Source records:

((

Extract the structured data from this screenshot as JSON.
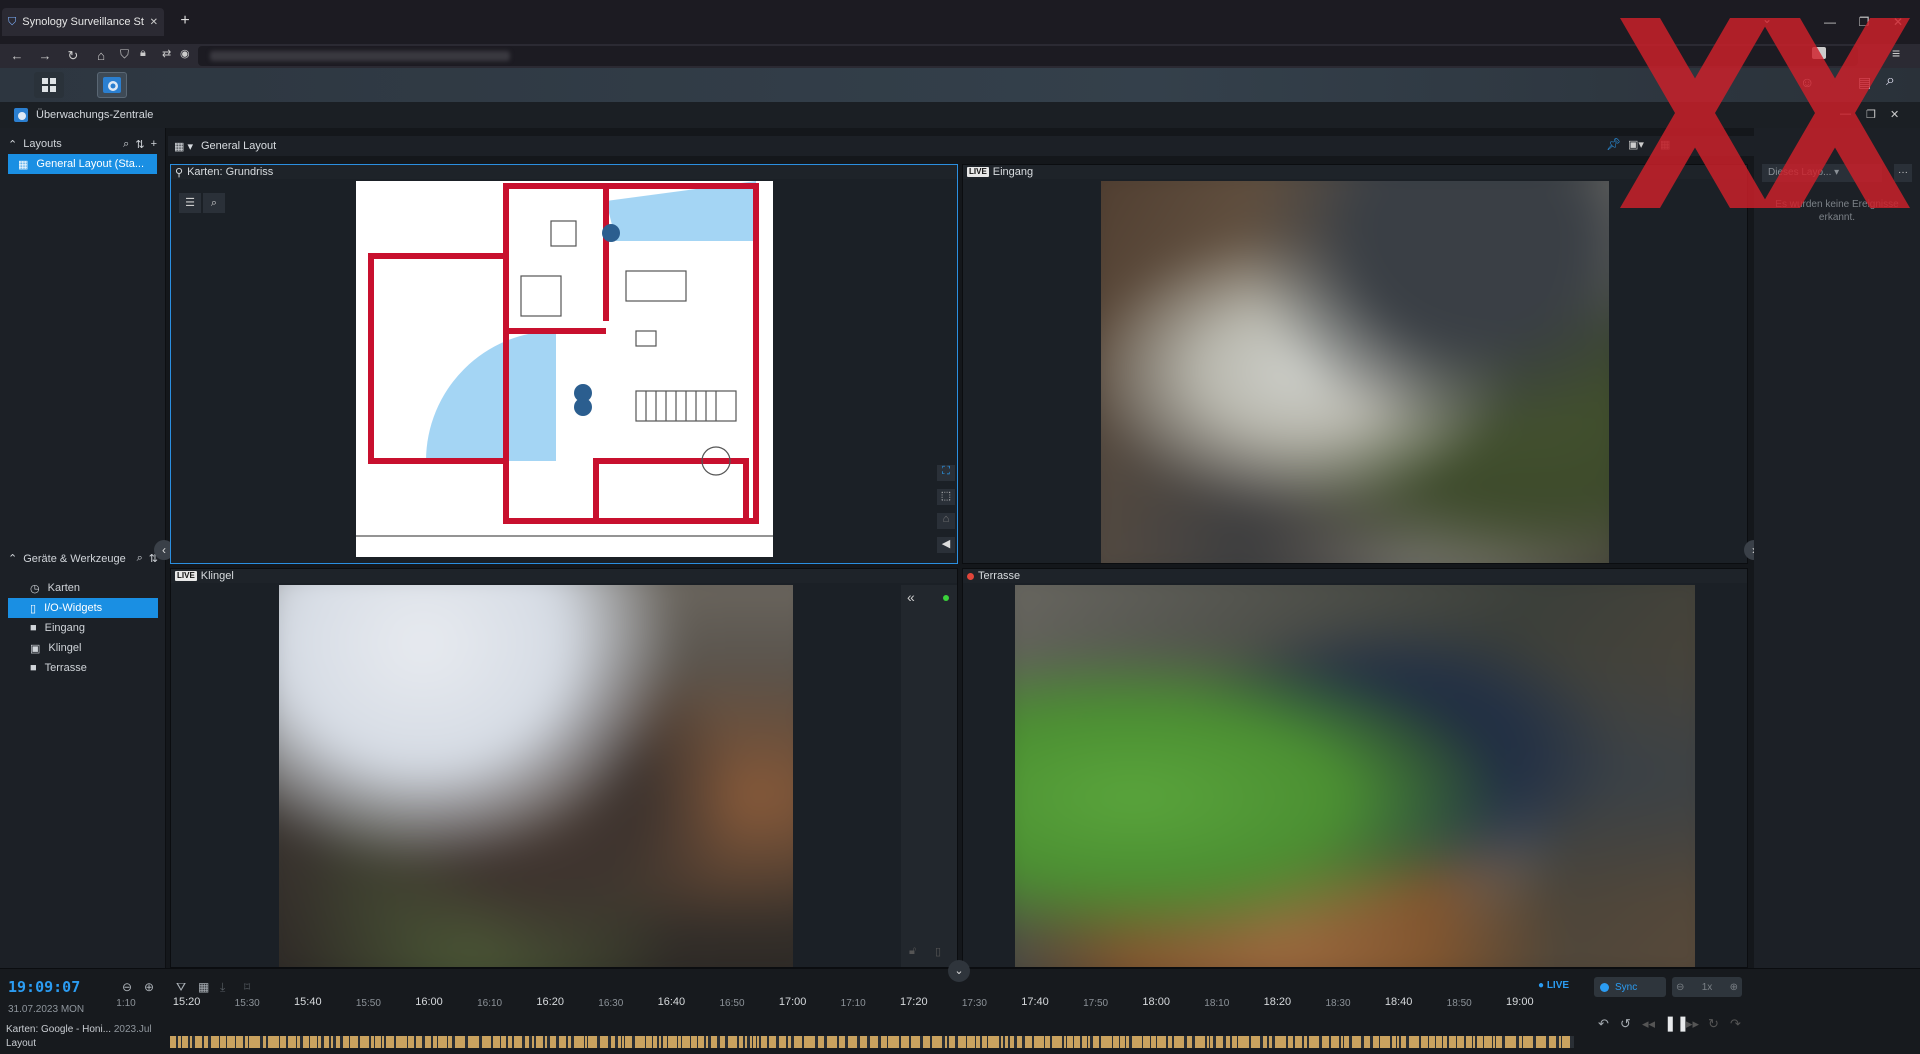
{
  "browser": {
    "tab_title": "Synology Surveillance Station -",
    "new_tab": "+",
    "minimize": "—",
    "restore": "❐",
    "close": "✕",
    "tab_close": "✕"
  },
  "app": {
    "title": "Überwachungs-Zentrale",
    "win_min": "—",
    "win_restore": "❐",
    "win_close": "✕"
  },
  "sidebar": {
    "layouts_label": "Layouts",
    "layout_items": [
      {
        "label": "General Layout (Sta..."
      }
    ],
    "devices_label": "Geräte & Werkzeuge",
    "device_items": [
      {
        "label": "Karten",
        "icon": "map-icon"
      },
      {
        "label": "I/O-Widgets",
        "icon": "io-icon",
        "selected": true
      },
      {
        "label": "Eingang",
        "icon": "camera-icon"
      },
      {
        "label": "Klingel",
        "icon": "doorbell-icon"
      },
      {
        "label": "Terrasse",
        "icon": "camera-icon"
      }
    ]
  },
  "layout": {
    "title": "General Layout"
  },
  "cells": {
    "map": {
      "title": "Karten: Grundriss"
    },
    "eingang": {
      "title": "Eingang",
      "live": "LIVE"
    },
    "klingel": {
      "title": "Klingel",
      "live": "LIVE"
    },
    "terrasse": {
      "title": "Terrasse"
    }
  },
  "rightpanel": {
    "dropdown": "Dieses Layo...",
    "no_events": "Es wurden keine Ereignisse erkannt."
  },
  "timeline": {
    "clock": "19:09:07",
    "date": "31.07.2023 MON",
    "live": "● LIVE",
    "sync": "Sync",
    "speed": "1x",
    "layer1": "Karten: Google - Honi...",
    "layer1_extra": "2023.Jul",
    "layer2": "Layout",
    "ticks": [
      "1:10",
      "15:20",
      "15:30",
      "15:40",
      "15:50",
      "16:00",
      "16:10",
      "16:20",
      "16:30",
      "16:40",
      "16:50",
      "17:00",
      "17:10",
      "17:20",
      "17:30",
      "17:40",
      "17:50",
      "18:00",
      "18:10",
      "18:20",
      "18:30",
      "18:40",
      "18:50",
      "19:00"
    ]
  },
  "colors": {
    "accent": "#1a8fe3",
    "timeline_bar": "#c9a25f",
    "watermark": "#d0202a"
  }
}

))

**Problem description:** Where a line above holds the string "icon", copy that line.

**The completed task:**
        "icon": "map-icon"
        "icon": "io-icon",
        "icon": "camera-icon"
        "icon": "doorbell-icon"
        "icon": "camera-icon"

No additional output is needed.